*What the task asks*.
Every line of the listing must be repeated in the answer without alteration.
<<<<
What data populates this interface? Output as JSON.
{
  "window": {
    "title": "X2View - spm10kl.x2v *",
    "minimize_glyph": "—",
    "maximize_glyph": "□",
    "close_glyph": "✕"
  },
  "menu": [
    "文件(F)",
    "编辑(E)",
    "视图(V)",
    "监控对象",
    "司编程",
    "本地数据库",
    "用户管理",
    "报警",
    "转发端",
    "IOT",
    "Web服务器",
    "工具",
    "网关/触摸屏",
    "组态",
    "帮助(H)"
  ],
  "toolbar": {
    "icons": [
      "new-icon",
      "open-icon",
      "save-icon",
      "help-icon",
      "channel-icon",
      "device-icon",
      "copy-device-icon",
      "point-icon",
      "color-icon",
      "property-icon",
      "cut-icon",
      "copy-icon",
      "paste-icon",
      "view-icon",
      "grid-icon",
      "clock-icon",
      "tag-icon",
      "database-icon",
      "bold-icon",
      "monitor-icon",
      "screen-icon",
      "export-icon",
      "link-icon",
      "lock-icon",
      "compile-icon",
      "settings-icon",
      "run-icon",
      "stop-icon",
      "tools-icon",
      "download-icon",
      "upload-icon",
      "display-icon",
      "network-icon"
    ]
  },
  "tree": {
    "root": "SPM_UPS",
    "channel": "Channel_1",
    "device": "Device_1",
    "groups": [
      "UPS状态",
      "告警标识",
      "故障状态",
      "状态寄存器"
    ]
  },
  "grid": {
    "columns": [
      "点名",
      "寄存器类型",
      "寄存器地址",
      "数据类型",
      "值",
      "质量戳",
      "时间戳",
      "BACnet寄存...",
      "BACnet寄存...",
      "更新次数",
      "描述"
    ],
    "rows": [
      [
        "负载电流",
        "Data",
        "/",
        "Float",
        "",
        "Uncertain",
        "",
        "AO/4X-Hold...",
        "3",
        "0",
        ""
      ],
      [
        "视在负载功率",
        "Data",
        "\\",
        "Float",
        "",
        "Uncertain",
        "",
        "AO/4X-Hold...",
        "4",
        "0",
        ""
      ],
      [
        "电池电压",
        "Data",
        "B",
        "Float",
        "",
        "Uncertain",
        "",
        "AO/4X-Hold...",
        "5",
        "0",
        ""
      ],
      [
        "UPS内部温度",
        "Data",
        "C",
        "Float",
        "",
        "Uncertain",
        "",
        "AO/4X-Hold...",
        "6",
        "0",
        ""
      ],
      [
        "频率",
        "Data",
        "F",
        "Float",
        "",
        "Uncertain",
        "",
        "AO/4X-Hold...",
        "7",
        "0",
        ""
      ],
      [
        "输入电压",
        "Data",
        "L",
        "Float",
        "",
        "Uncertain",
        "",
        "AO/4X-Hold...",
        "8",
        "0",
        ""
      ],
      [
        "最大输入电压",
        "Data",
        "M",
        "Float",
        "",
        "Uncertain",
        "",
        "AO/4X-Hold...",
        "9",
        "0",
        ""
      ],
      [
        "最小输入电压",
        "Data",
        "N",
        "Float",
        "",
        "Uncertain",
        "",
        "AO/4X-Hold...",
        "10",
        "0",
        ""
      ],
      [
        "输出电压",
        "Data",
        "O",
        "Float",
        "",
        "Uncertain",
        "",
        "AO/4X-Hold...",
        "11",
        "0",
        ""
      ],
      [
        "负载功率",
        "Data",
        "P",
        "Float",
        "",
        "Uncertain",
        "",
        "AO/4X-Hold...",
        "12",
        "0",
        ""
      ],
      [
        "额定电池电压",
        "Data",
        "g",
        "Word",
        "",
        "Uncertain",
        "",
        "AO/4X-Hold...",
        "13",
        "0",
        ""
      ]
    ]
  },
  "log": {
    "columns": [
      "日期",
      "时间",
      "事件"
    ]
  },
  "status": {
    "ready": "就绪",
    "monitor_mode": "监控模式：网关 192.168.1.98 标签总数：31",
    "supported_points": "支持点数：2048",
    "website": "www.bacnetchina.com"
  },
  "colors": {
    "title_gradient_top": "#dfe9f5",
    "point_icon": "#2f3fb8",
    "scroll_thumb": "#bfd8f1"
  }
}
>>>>
*Task result*.
What data populates this interface? Output as JSON.
{
  "window": {
    "title": "X2View - spm10kl.x2v *",
    "minimize_glyph": "—",
    "maximize_glyph": "□",
    "close_glyph": "✕"
  },
  "menu": [
    "文件(F)",
    "编辑(E)",
    "视图(V)",
    "监控对象",
    "司编程",
    "本地数据库",
    "用户管理",
    "报警",
    "转发端",
    "IOT",
    "Web服务器",
    "工具",
    "网关/触摸屏",
    "组态",
    "帮助(H)"
  ],
  "toolbar": {
    "icons": [
      "new-icon",
      "open-icon",
      "save-icon",
      "help-icon",
      "channel-icon",
      "device-icon",
      "copy-device-icon",
      "point-icon",
      "color-icon",
      "property-icon",
      "cut-icon",
      "copy-icon",
      "paste-icon",
      "view-icon",
      "grid-icon",
      "clock-icon",
      "tag-icon",
      "database-icon",
      "bold-icon",
      "monitor-icon",
      "screen-icon",
      "export-icon",
      "link-icon",
      "lock-icon",
      "compile-icon",
      "settings-icon",
      "run-icon",
      "stop-icon",
      "tools-icon",
      "download-icon",
      "upload-icon",
      "display-icon",
      "network-icon"
    ]
  },
  "tree": {
    "root": "SPM_UPS",
    "channel": "Channel_1",
    "device": "Device_1",
    "groups": [
      "UPS状态",
      "告警标识",
      "故障状态",
      "状态寄存器"
    ]
  },
  "grid": {
    "columns": [
      "点名",
      "寄存器类型",
      "寄存器地址",
      "数据类型",
      "值",
      "质量戳",
      "时间戳",
      "BACnet寄存...",
      "BACnet寄存...",
      "更新次数",
      "描述"
    ],
    "rows": [
      [
        "负载电流",
        "Data",
        "/",
        "Float",
        "",
        "Uncertain",
        "",
        "AO/4X-Hold...",
        "3",
        "0",
        ""
      ],
      [
        "视在负载功率",
        "Data",
        "\\",
        "Float",
        "",
        "Uncertain",
        "",
        "AO/4X-Hold...",
        "4",
        "0",
        ""
      ],
      [
        "电池电压",
        "Data",
        "B",
        "Float",
        "",
        "Uncertain",
        "",
        "AO/4X-Hold...",
        "5",
        "0",
        ""
      ],
      [
        "UPS内部温度",
        "Data",
        "C",
        "Float",
        "",
        "Uncertain",
        "",
        "AO/4X-Hold...",
        "6",
        "0",
        ""
      ],
      [
        "频率",
        "Data",
        "F",
        "Float",
        "",
        "Uncertain",
        "",
        "AO/4X-Hold...",
        "7",
        "0",
        ""
      ],
      [
        "输入电压",
        "Data",
        "L",
        "Float",
        "",
        "Uncertain",
        "",
        "AO/4X-Hold...",
        "8",
        "0",
        ""
      ],
      [
        "最大输入电压",
        "Data",
        "M",
        "Float",
        "",
        "Uncertain",
        "",
        "AO/4X-Hold...",
        "9",
        "0",
        ""
      ],
      [
        "最小输入电压",
        "Data",
        "N",
        "Float",
        "",
        "Uncertain",
        "",
        "AO/4X-Hold...",
        "10",
        "0",
        ""
      ],
      [
        "输出电压",
        "Data",
        "O",
        "Float",
        "",
        "Uncertain",
        "",
        "AO/4X-Hold...",
        "11",
        "0",
        ""
      ],
      [
        "负载功率",
        "Data",
        "P",
        "Float",
        "",
        "Uncertain",
        "",
        "AO/4X-Hold...",
        "12",
        "0",
        ""
      ],
      [
        "额定电池电压",
        "Data",
        "g",
        "Word",
        "",
        "Uncertain",
        "",
        "AO/4X-Hold...",
        "13",
        "0",
        ""
      ]
    ]
  },
  "log": {
    "columns": [
      "日期",
      "时间",
      "事件"
    ]
  },
  "status": {
    "ready": "就绪",
    "monitor_mode": "监控模式：网关 192.168.1.98 标签总数：31",
    "supported_points": "支持点数：2048",
    "website": "www.bacnetchina.com"
  },
  "colors": {
    "title_gradient_top": "#dfe9f5",
    "point_icon": "#2f3fb8",
    "scroll_thumb": "#bfd8f1"
  }
}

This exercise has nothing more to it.